[[ DATA RECORDS, beginning ]]
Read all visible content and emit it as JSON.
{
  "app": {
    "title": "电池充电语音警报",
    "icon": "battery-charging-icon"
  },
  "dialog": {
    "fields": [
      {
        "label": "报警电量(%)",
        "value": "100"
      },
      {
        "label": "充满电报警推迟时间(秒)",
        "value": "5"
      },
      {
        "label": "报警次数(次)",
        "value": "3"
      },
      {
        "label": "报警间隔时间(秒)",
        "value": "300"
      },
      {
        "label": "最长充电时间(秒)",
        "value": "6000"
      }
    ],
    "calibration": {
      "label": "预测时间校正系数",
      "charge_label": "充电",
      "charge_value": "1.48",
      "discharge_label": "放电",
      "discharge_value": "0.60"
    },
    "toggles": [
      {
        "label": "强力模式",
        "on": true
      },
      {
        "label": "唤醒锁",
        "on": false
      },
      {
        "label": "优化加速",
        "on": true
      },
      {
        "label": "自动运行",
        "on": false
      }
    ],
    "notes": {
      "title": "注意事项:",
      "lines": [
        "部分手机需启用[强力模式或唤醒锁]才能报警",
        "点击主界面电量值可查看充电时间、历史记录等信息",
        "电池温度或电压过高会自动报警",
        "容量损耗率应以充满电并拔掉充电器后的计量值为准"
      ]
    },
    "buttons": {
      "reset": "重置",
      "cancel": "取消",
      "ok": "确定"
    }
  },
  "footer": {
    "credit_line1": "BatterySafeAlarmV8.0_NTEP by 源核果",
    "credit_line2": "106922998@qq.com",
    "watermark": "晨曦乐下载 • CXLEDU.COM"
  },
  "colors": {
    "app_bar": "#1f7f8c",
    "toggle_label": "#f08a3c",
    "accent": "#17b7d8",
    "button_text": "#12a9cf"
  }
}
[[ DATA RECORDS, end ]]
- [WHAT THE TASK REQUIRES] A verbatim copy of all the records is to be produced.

- [SOLUTION TO THE PROBLEM]
Read all visible content and emit it as JSON.
{
  "app": {
    "title": "电池充电语音警报",
    "icon": "battery-charging-icon"
  },
  "dialog": {
    "fields": [
      {
        "label": "报警电量(%)",
        "value": "100"
      },
      {
        "label": "充满电报警推迟时间(秒)",
        "value": "5"
      },
      {
        "label": "报警次数(次)",
        "value": "3"
      },
      {
        "label": "报警间隔时间(秒)",
        "value": "300"
      },
      {
        "label": "最长充电时间(秒)",
        "value": "6000"
      }
    ],
    "calibration": {
      "label": "预测时间校正系数",
      "charge_label": "充电",
      "charge_value": "1.48",
      "discharge_label": "放电",
      "discharge_value": "0.60"
    },
    "toggles": [
      {
        "label": "强力模式",
        "on": true
      },
      {
        "label": "唤醒锁",
        "on": false
      },
      {
        "label": "优化加速",
        "on": true
      },
      {
        "label": "自动运行",
        "on": false
      }
    ],
    "notes": {
      "title": "注意事项:",
      "lines": [
        "部分手机需启用[强力模式或唤醒锁]才能报警",
        "点击主界面电量值可查看充电时间、历史记录等信息",
        "电池温度或电压过高会自动报警",
        "容量损耗率应以充满电并拔掉充电器后的计量值为准"
      ]
    },
    "buttons": {
      "reset": "重置",
      "cancel": "取消",
      "ok": "确定"
    }
  },
  "footer": {
    "credit_line1": "BatterySafeAlarmV8.0_NTEP by 源核果",
    "credit_line2": "106922998@qq.com",
    "watermark": "晨曦乐下载 • CXLEDU.COM"
  },
  "colors": {
    "app_bar": "#1f7f8c",
    "toggle_label": "#f08a3c",
    "accent": "#17b7d8",
    "button_text": "#12a9cf"
  }
}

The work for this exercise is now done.